> Task details:
The listing is to be reproduced exactly, excluding its pictures.

> Provided information:
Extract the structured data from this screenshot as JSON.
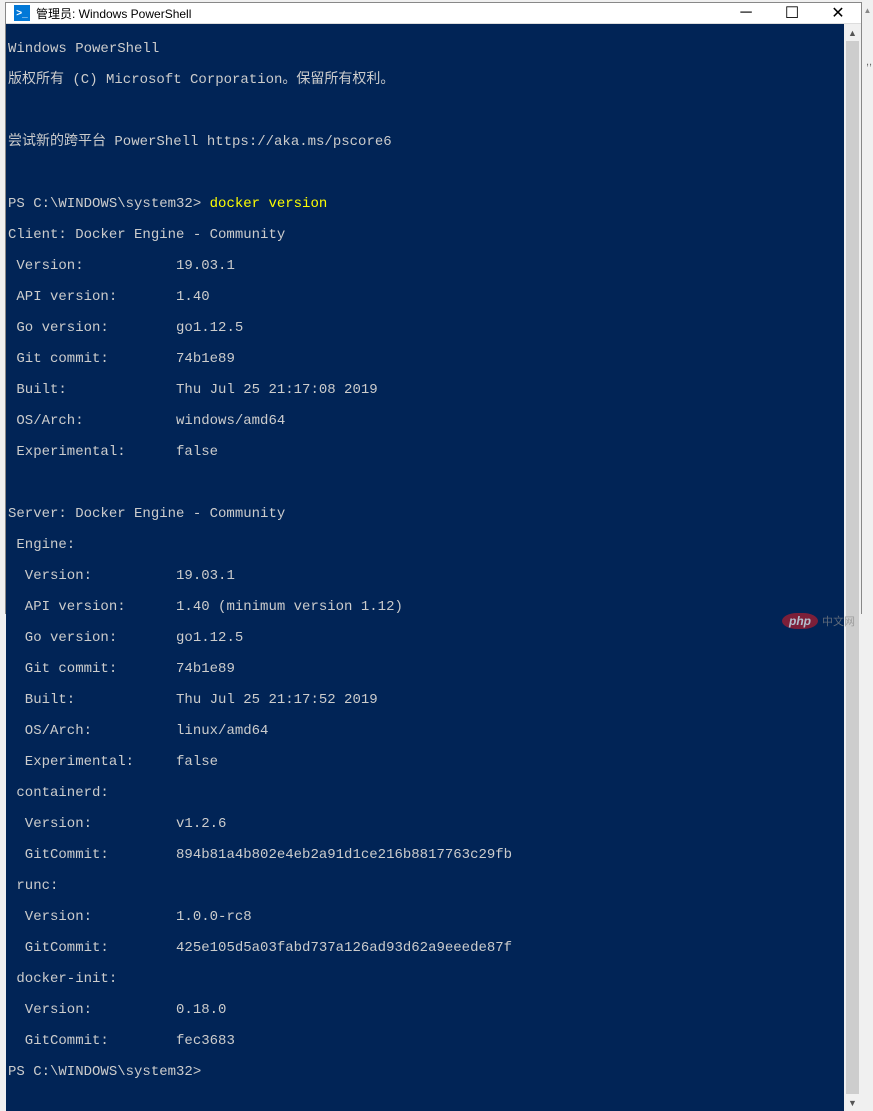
{
  "window": {
    "title": "管理员: Windows PowerShell",
    "icon_glyph": ">_"
  },
  "controls": {
    "minimize": "─",
    "maximize": "☐",
    "close": "✕"
  },
  "scrollbar": {
    "up": "▲",
    "down": "▼"
  },
  "header": {
    "line1": "Windows PowerShell",
    "line2": "版权所有 (C) Microsoft Corporation。保留所有权利。",
    "line3": "尝试新的跨平台 PowerShell https://aka.ms/pscore6"
  },
  "prompt1": {
    "prefix": "PS C:\\WINDOWS\\system32> ",
    "command": "docker version"
  },
  "output": {
    "client_header": "Client: Docker Engine - Community",
    "client": {
      "version_label": " Version:           ",
      "version_val": "19.03.1",
      "api_label": " API version:       ",
      "api_val": "1.40",
      "go_label": " Go version:        ",
      "go_val": "go1.12.5",
      "git_label": " Git commit:        ",
      "git_val": "74b1e89",
      "built_label": " Built:             ",
      "built_val": "Thu Jul 25 21:17:08 2019",
      "os_label": " OS/Arch:           ",
      "os_val": "windows/amd64",
      "exp_label": " Experimental:      ",
      "exp_val": "false"
    },
    "server_header": "Server: Docker Engine - Community",
    "engine_header": " Engine:",
    "engine": {
      "version_label": "  Version:          ",
      "version_val": "19.03.1",
      "api_label": "  API version:      ",
      "api_val": "1.40 (minimum version 1.12)",
      "go_label": "  Go version:       ",
      "go_val": "go1.12.5",
      "git_label": "  Git commit:       ",
      "git_val": "74b1e89",
      "built_label": "  Built:            ",
      "built_val": "Thu Jul 25 21:17:52 2019",
      "os_label": "  OS/Arch:          ",
      "os_val": "linux/amd64",
      "exp_label": "  Experimental:     ",
      "exp_val": "false"
    },
    "containerd_header": " containerd:",
    "containerd": {
      "version_label": "  Version:          ",
      "version_val": "v1.2.6",
      "git_label": "  GitCommit:        ",
      "git_val": "894b81a4b802e4eb2a91d1ce216b8817763c29fb"
    },
    "runc_header": " runc:",
    "runc": {
      "version_label": "  Version:          ",
      "version_val": "1.0.0-rc8",
      "git_label": "  GitCommit:        ",
      "git_val": "425e105d5a03fabd737a126ad93d62a9eeede87f"
    },
    "dockerinit_header": " docker-init:",
    "dockerinit": {
      "version_label": "  Version:          ",
      "version_val": "0.18.0",
      "git_label": "  GitCommit:        ",
      "git_val": "fec3683"
    }
  },
  "prompt2": "PS C:\\WINDOWS\\system32>",
  "watermark": {
    "badge": "php",
    "text": "中文网"
  }
}
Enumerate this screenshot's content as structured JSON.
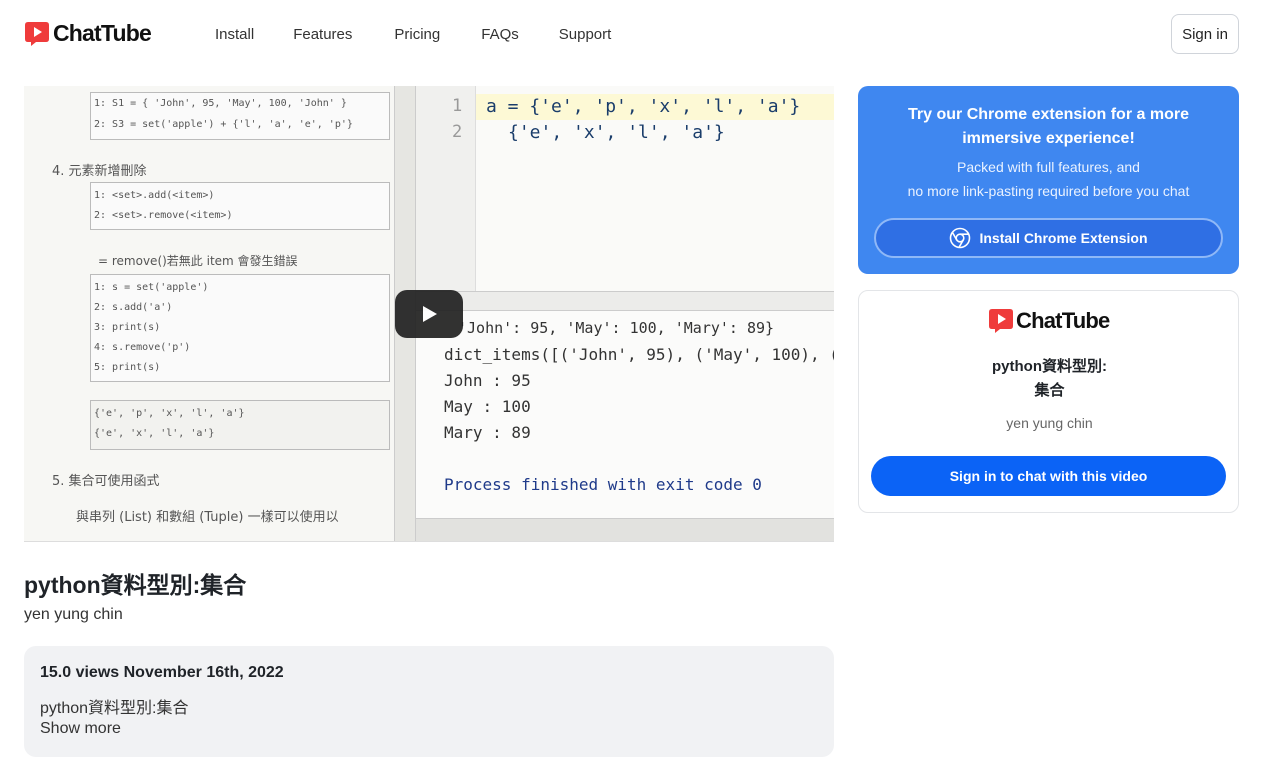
{
  "brand": {
    "name": "ChatTube",
    "color": "#ef3b3b"
  },
  "nav": {
    "items": [
      {
        "label": "Install"
      },
      {
        "label": "Features"
      },
      {
        "label": "Pricing"
      },
      {
        "label": "FAQs"
      },
      {
        "label": "Support"
      }
    ],
    "signin_label": "Sign in"
  },
  "video_frame": {
    "left_lines": {
      "l1": "1: S1 = { 'John', 95, 'May', 100, 'John' }",
      "l2": "2: S3 = set('apple')  + {'l', 'a', 'e', 'p'}",
      "h4": "4.  元素新增刪除",
      "a1": "1: <set>.add(<item>)",
      "a2": "2: <set>.remove(<item>)",
      "note": "= remove()若無此 item 會發生錯誤",
      "b1": "1: s = set('apple')",
      "b2": "2: s.add('a')",
      "b3": "3: print(s)",
      "b4": "4: s.remove('p')",
      "b5": "5: print(s)",
      "c1": "{'e', 'p', 'x', 'l', 'a'}",
      "c2": "{'e', 'x', 'l', 'a'}",
      "h5": "5.  集合可使用函式",
      "last": "與串列 (List) 和數組 (Tuple) 一樣可以使用以"
    },
    "editor_lines": {
      "n1": "1",
      "n2": "2",
      "code1": "a = {'e', 'p', 'x', 'l', 'a'}",
      "code2": "{'e', 'x', 'l', 'a'}"
    },
    "output_lines": {
      "o1": "'John': 95, 'May': 100, 'Mary': 89}",
      "o2": "dict_items([('John', 95), ('May', 100), (",
      "o3": "John : 95",
      "o4": "May : 100",
      "o5": "Mary : 89",
      "o6": "Process finished with exit code 0"
    }
  },
  "video": {
    "title": "python資料型別:集合",
    "author": "yen yung chin"
  },
  "description": {
    "meta": "15.0 views  November 16th, 2022",
    "text": "python資料型別:集合",
    "show_more": "Show more"
  },
  "promo": {
    "title": "Try our Chrome extension for a more immersive experience!",
    "subtitle_line1": "Packed with full features, and",
    "subtitle_line2": "no more link-pasting required before you chat",
    "button_label": "Install Chrome Extension",
    "bg_color": "#3f87f0"
  },
  "video_card": {
    "title_line1": "python資料型別:",
    "title_line2": "集合",
    "author": "yen yung chin",
    "button_label": "Sign in to chat with this video",
    "button_color": "#0b63f6"
  }
}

> Task output:
Extract the structured data from this screenshot as JSON.
{
  "window": {
    "title": "管理员: Windows PowerShell",
    "icon_glyph": ">_"
  },
  "controls": {
    "minimize": "─",
    "maximize": "☐",
    "close": "✕"
  },
  "scrollbar": {
    "up": "▲",
    "down": "▼"
  },
  "header": {
    "line1": "Windows PowerShell",
    "line2": "版权所有 (C) Microsoft Corporation。保留所有权利。",
    "line3": "尝试新的跨平台 PowerShell https://aka.ms/pscore6"
  },
  "prompt1": {
    "prefix": "PS C:\\WINDOWS\\system32> ",
    "command": "docker version"
  },
  "output": {
    "client_header": "Client: Docker Engine - Community",
    "client": {
      "version_label": " Version:           ",
      "version_val": "19.03.1",
      "api_label": " API version:       ",
      "api_val": "1.40",
      "go_label": " Go version:        ",
      "go_val": "go1.12.5",
      "git_label": " Git commit:        ",
      "git_val": "74b1e89",
      "built_label": " Built:             ",
      "built_val": "Thu Jul 25 21:17:08 2019",
      "os_label": " OS/Arch:           ",
      "os_val": "windows/amd64",
      "exp_label": " Experimental:      ",
      "exp_val": "false"
    },
    "server_header": "Server: Docker Engine - Community",
    "engine_header": " Engine:",
    "engine": {
      "version_label": "  Version:          ",
      "version_val": "19.03.1",
      "api_label": "  API version:      ",
      "api_val": "1.40 (minimum version 1.12)",
      "go_label": "  Go version:       ",
      "go_val": "go1.12.5",
      "git_label": "  Git commit:       ",
      "git_val": "74b1e89",
      "built_label": "  Built:            ",
      "built_val": "Thu Jul 25 21:17:52 2019",
      "os_label": "  OS/Arch:          ",
      "os_val": "linux/amd64",
      "exp_label": "  Experimental:     ",
      "exp_val": "false"
    },
    "containerd_header": " containerd:",
    "containerd": {
      "version_label": "  Version:          ",
      "version_val": "v1.2.6",
      "git_label": "  GitCommit:        ",
      "git_val": "894b81a4b802e4eb2a91d1ce216b8817763c29fb"
    },
    "runc_header": " runc:",
    "runc": {
      "version_label": "  Version:          ",
      "version_val": "1.0.0-rc8",
      "git_label": "  GitCommit:        ",
      "git_val": "425e105d5a03fabd737a126ad93d62a9eeede87f"
    },
    "dockerinit_header": " docker-init:",
    "dockerinit": {
      "version_label": "  Version:          ",
      "version_val": "0.18.0",
      "git_label": "  GitCommit:        ",
      "git_val": "fec3683"
    }
  },
  "prompt2": "PS C:\\WINDOWS\\system32>",
  "watermark": {
    "badge": "php",
    "text": "中文网"
  }
}
Enumerate this screenshot's content as structured JSON.
{
  "brand": {
    "name": "ChatTube",
    "color": "#ef3b3b"
  },
  "nav": {
    "items": [
      {
        "label": "Install"
      },
      {
        "label": "Features"
      },
      {
        "label": "Pricing"
      },
      {
        "label": "FAQs"
      },
      {
        "label": "Support"
      }
    ],
    "signin_label": "Sign in"
  },
  "video_frame": {
    "left_lines": {
      "l1": "1: S1 = { 'John', 95, 'May', 100, 'John' }",
      "l2": "2: S3 = set('apple')  + {'l', 'a', 'e', 'p'}",
      "h4": "4.  元素新增刪除",
      "a1": "1: <set>.add(<item>)",
      "a2": "2: <set>.remove(<item>)",
      "note": "= remove()若無此 item 會發生錯誤",
      "b1": "1: s = set('apple')",
      "b2": "2: s.add('a')",
      "b3": "3: print(s)",
      "b4": "4: s.remove('p')",
      "b5": "5: print(s)",
      "c1": "{'e', 'p', 'x', 'l', 'a'}",
      "c2": "{'e', 'x', 'l', 'a'}",
      "h5": "5.  集合可使用函式",
      "last": "與串列 (List) 和數組 (Tuple) 一樣可以使用以"
    },
    "editor_lines": {
      "n1": "1",
      "n2": "2",
      "code1": "a = {'e', 'p', 'x', 'l', 'a'}",
      "code2": "{'e', 'x', 'l', 'a'}"
    },
    "output_lines": {
      "o1": "'John': 95, 'May': 100, 'Mary': 89}",
      "o2": "dict_items([('John', 95), ('May', 100), (",
      "o3": "John : 95",
      "o4": "May : 100",
      "o5": "Mary : 89",
      "o6": "Process finished with exit code 0"
    }
  },
  "video": {
    "title": "python資料型別:集合",
    "author": "yen yung chin"
  },
  "description": {
    "meta": "15.0 views  November 16th, 2022",
    "text": "python資料型別:集合",
    "show_more": "Show more"
  },
  "promo": {
    "title": "Try our Chrome extension for a more immersive experience!",
    "subtitle_line1": "Packed with full features, and",
    "subtitle_line2": "no more link-pasting required before you chat",
    "button_label": "Install Chrome Extension",
    "bg_color": "#3f87f0"
  },
  "video_card": {
    "title_line1": "python資料型別:",
    "title_line2": "集合",
    "author": "yen yung chin",
    "button_label": "Sign in to chat with this video",
    "button_color": "#0b63f6"
  }
}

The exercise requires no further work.